A separate internal review led by Austin's office concluded there was no indication of "ill intent or an attempt to obfuscate" the situation and did not assign blame, essentially clearing Magsamen, who upon learning of Austin's medical condition was home sick with the flu.

In a lengthy statement, Austin said Magsamen remained an example of "exemplary public service."

"From day one of this administration, Kelly's leadership, counsel, and selfless service made our nation safer, made the lives of our people better and more rewarding, and rendered the heavy burden of this office of mine a good bit lighter," he wrote. "At every stage, she provided a steady hand guiding our staff and the Department. I am -- and will remain -- in her debt."

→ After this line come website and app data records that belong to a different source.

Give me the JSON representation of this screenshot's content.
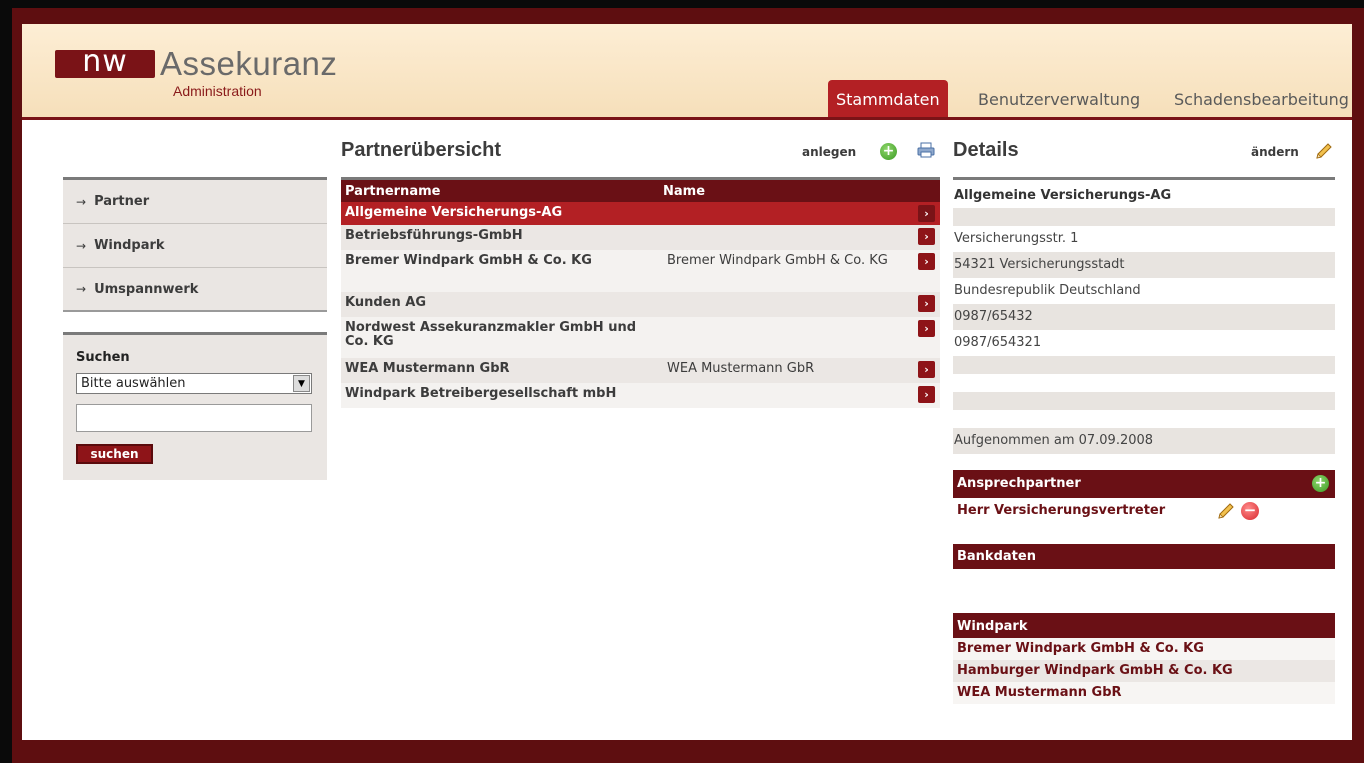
{
  "logo": {
    "mark": "nw",
    "name": "Assekuranz",
    "sub": "Administration"
  },
  "tabs": [
    {
      "label": "Stammdaten",
      "active": true
    },
    {
      "label": "Benutzerverwaltung",
      "active": false
    },
    {
      "label": "Schadensbearbeitung",
      "active": false
    }
  ],
  "sidebar": {
    "items": [
      {
        "label": "Partner"
      },
      {
        "label": "Windpark"
      },
      {
        "label": "Umspannwerk"
      }
    ],
    "search": {
      "title": "Suchen",
      "select_value": "Bitte auswählen",
      "input_value": "",
      "button_label": "suchen"
    }
  },
  "partners": {
    "title": "Partnerübersicht",
    "create_label": "anlegen",
    "columns": [
      "Partnername",
      "Name"
    ],
    "rows": [
      {
        "partnername": "Allgemeine Versicherungs-AG",
        "name": "",
        "selected": true
      },
      {
        "partnername": "Betriebsführungs-GmbH",
        "name": ""
      },
      {
        "partnername": "Bremer Windpark GmbH & Co. KG",
        "name": "Bremer Windpark GmbH & Co. KG"
      },
      {
        "partnername": "Kunden AG",
        "name": ""
      },
      {
        "partnername": "Nordwest Assekuranzmakler GmbH und Co. KG",
        "name": ""
      },
      {
        "partnername": "WEA Mustermann GbR",
        "name": "WEA Mustermann GbR"
      },
      {
        "partnername": "Windpark Betreibergesellschaft mbH",
        "name": ""
      }
    ]
  },
  "details": {
    "title": "Details",
    "edit_label": "ändern",
    "company": "Allgemeine Versicherungs-AG",
    "street": "Versicherungsstr. 1",
    "city": "54321 Versicherungsstadt",
    "country": "Bundesrepublik Deutschland",
    "phone": "0987/65432",
    "fax": "0987/654321",
    "recorded": "Aufgenommen am 07.09.2008",
    "contacts_title": "Ansprechpartner",
    "contacts": [
      "Herr Versicherungsvertreter"
    ],
    "bank_title": "Bankdaten",
    "windpark_title": "Windpark",
    "windparks": [
      "Bremer Windpark GmbH & Co. KG",
      "Hamburger Windpark GmbH & Co. KG",
      "WEA Mustermann GbR"
    ]
  },
  "colors": {
    "brand": "#7a1317",
    "accent": "#b32024",
    "header_bg": "#fdeed5"
  }
}
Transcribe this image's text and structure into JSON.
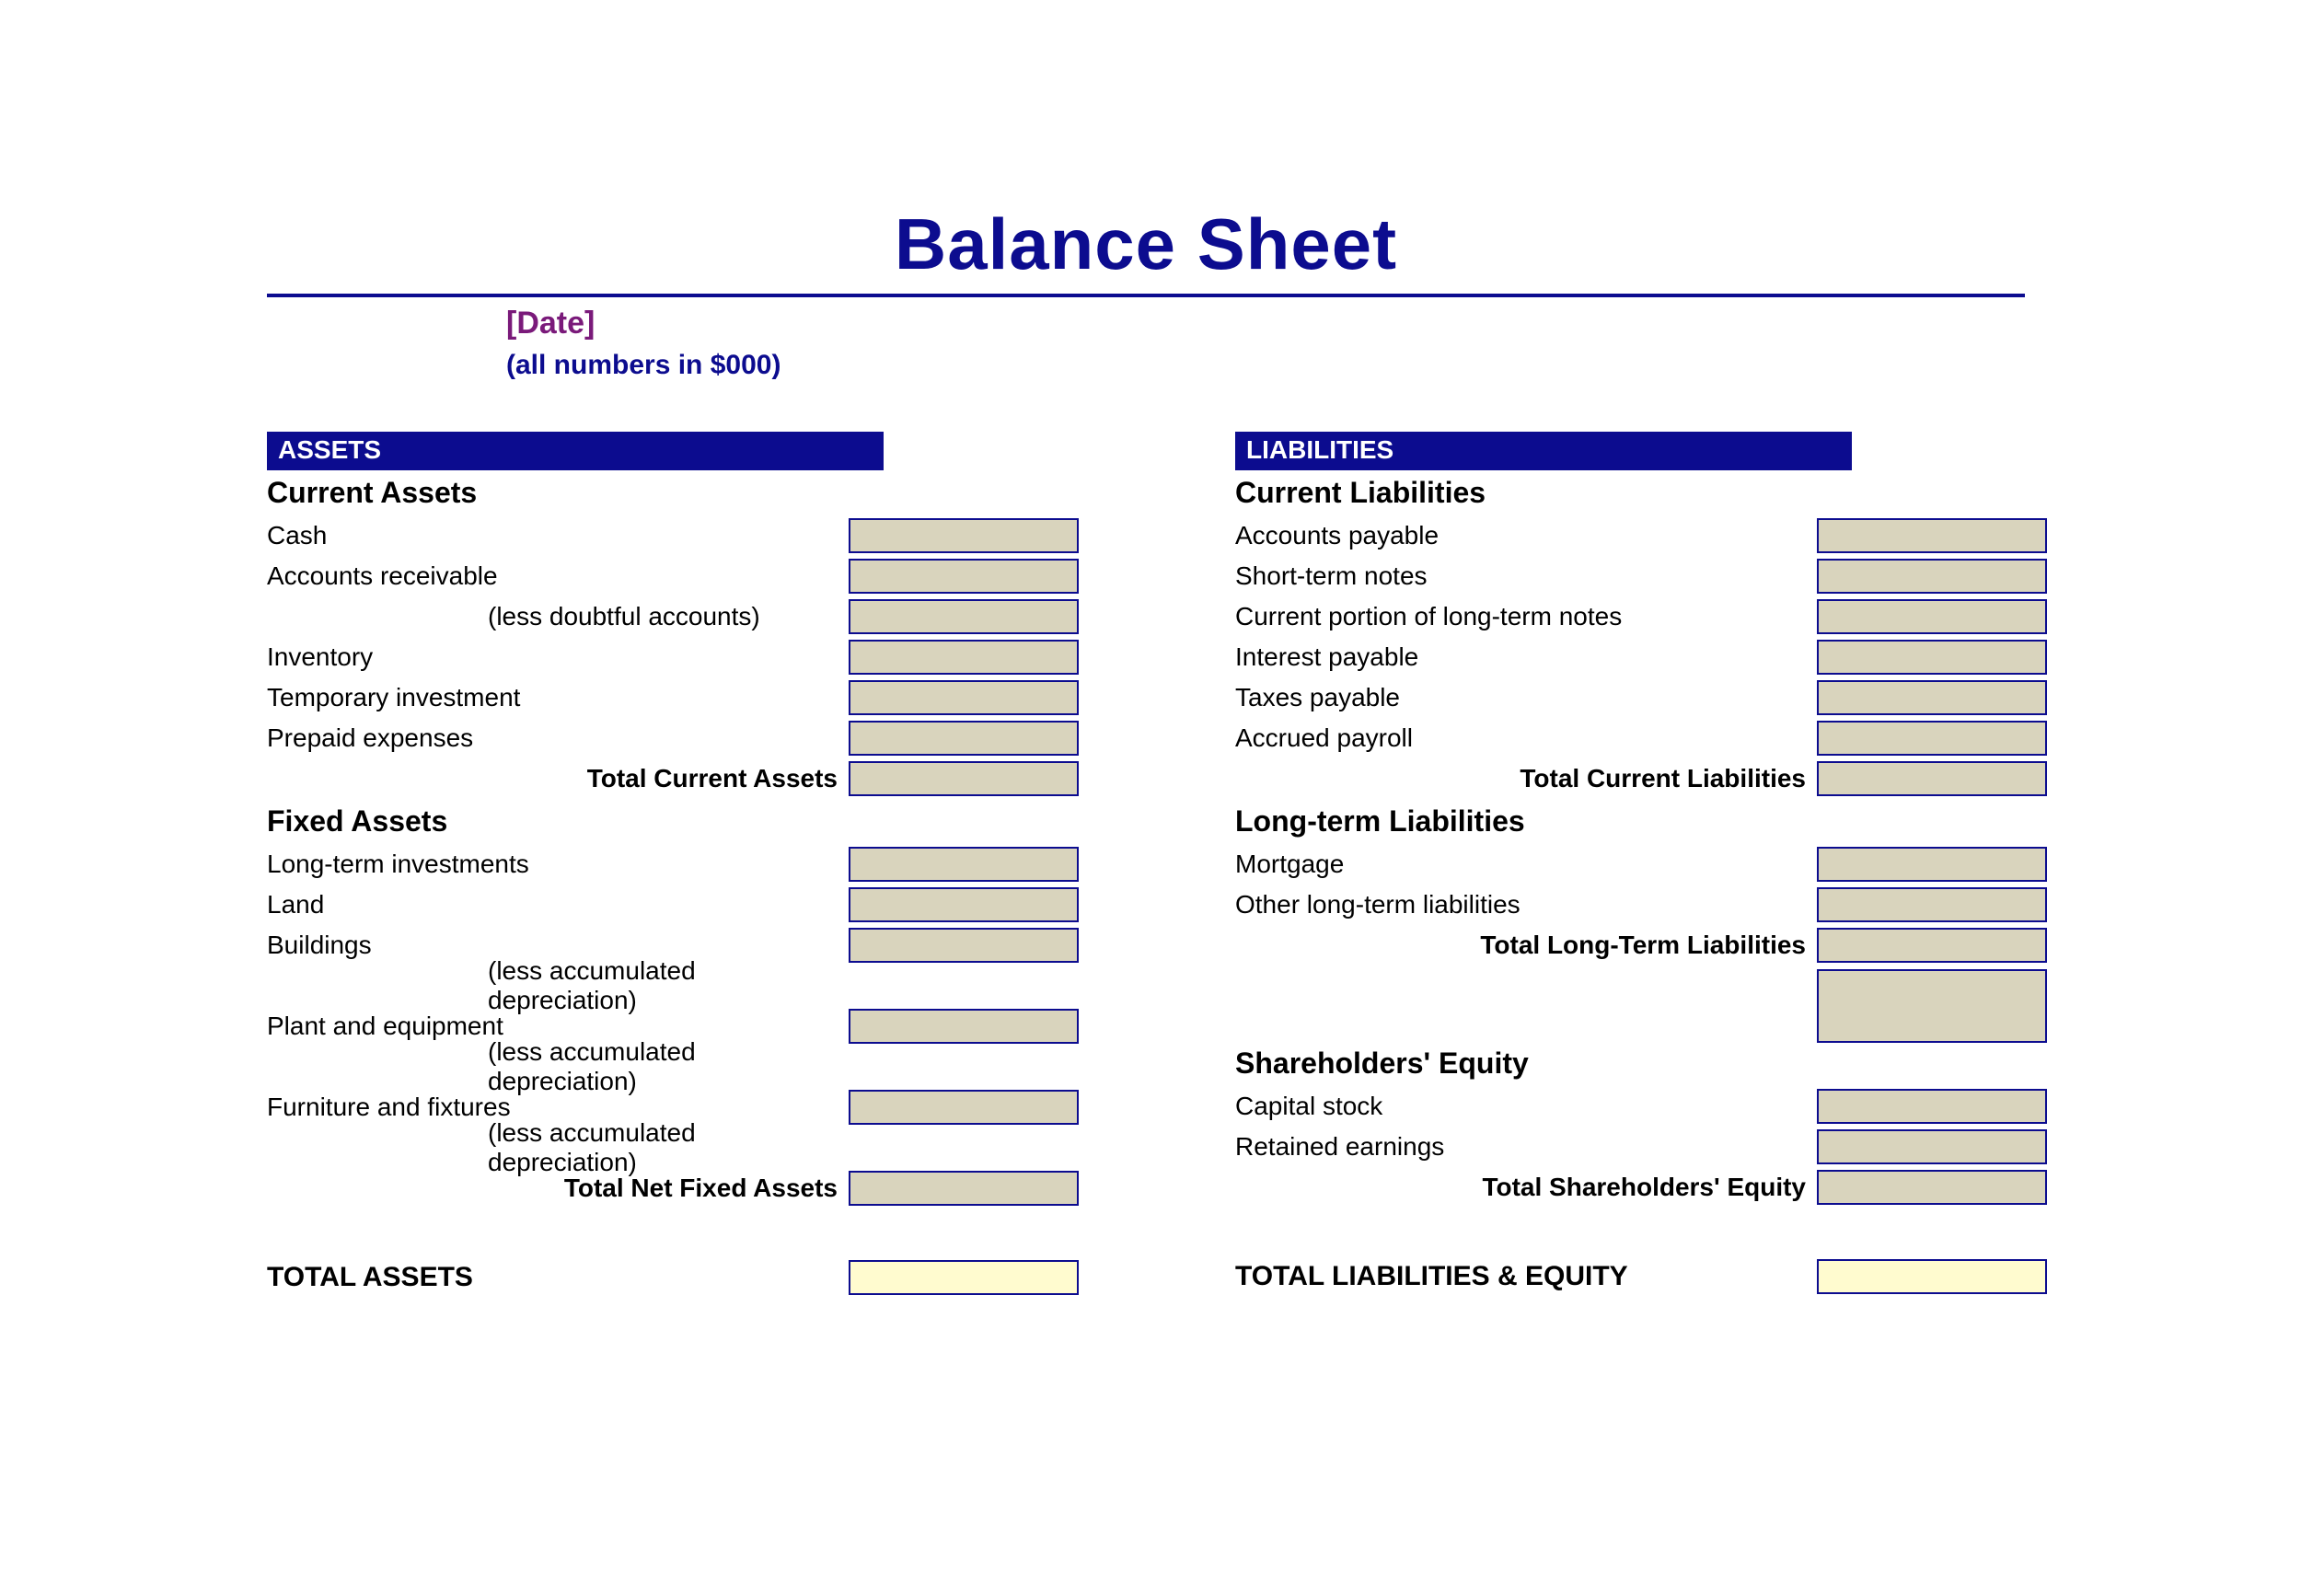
{
  "header": {
    "title": "Balance Sheet",
    "date_placeholder": "[Date]",
    "units": "(all numbers in $000)"
  },
  "assets": {
    "bar": "ASSETS",
    "current_header": "Current Assets",
    "items_current": [
      "Cash",
      "Accounts receivable",
      "(less doubtful accounts)",
      "Inventory",
      "Temporary investment",
      "Prepaid expenses"
    ],
    "total_current": "Total Current Assets",
    "fixed_header": "Fixed Assets",
    "items_fixed": [
      "Long-term investments",
      "Land",
      "Buildings",
      "(less accumulated depreciation)",
      "Plant and equipment",
      "(less accumulated depreciation)",
      "Furniture and fixtures",
      "(less accumulated depreciation)"
    ],
    "total_fixed": "Total Net Fixed Assets",
    "grand_total": "TOTAL ASSETS"
  },
  "liabilities": {
    "bar": "LIABILITIES",
    "current_header": "Current Liabilities",
    "items_current": [
      "Accounts payable",
      "Short-term notes",
      "Current portion of long-term notes",
      "Interest payable",
      "Taxes payable",
      "Accrued payroll"
    ],
    "total_current": "Total Current Liabilities",
    "lt_header": "Long-term Liabilities",
    "items_lt": [
      "Mortgage",
      "Other long-term liabilities"
    ],
    "total_lt": "Total Long-Term Liabilities",
    "equity_header": "Shareholders' Equity",
    "items_equity": [
      "Capital stock",
      "Retained earnings"
    ],
    "total_equity": "Total Shareholders' Equity",
    "grand_total": "TOTAL LIABILITIES & EQUITY"
  }
}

Austin was diagnosed with prostate cancer late last year and initially used personal leave to undergo what the Pentagon later said was a minimally invasive procedure. But subsequent complications from that procedure resulted in a second hospitalization on New Year's Day. The White House didn't learn about either event until Jan. 4, a day before he was released.

Austin has since apologized for keeping his health quiet from the White House, Congress and the public. As President Joe Biden's top civilian military adviser, Austin oversees U.S. military policy commands U.S. forces at Biden's behest.

Austin also insists that at each point when he was unable to perform his duties -- including during surgery -- that his deputy was officially in charge and had full access to communications with the White House -- even if the White House didn't know it.

"We did not handle this right. And I did not handle this right," he told the House Armed Services Committee in February. "And as you know, I have apologized … including directly to the president. And I take full responsibility."

Republican critics have questioned the validity of Austin's internal review which said staff concerns about medical privacy and a rapidly changing situation were mostly to blame. The public summary did not, however, answer key questions about when individual members of his staff became aware of his condition and whether the defense secretary himself was advised to alert the White House but chose not to.

An independent investigation by the Pentagon's inspector general has not been released, and officials said they cannot say when it might be made public.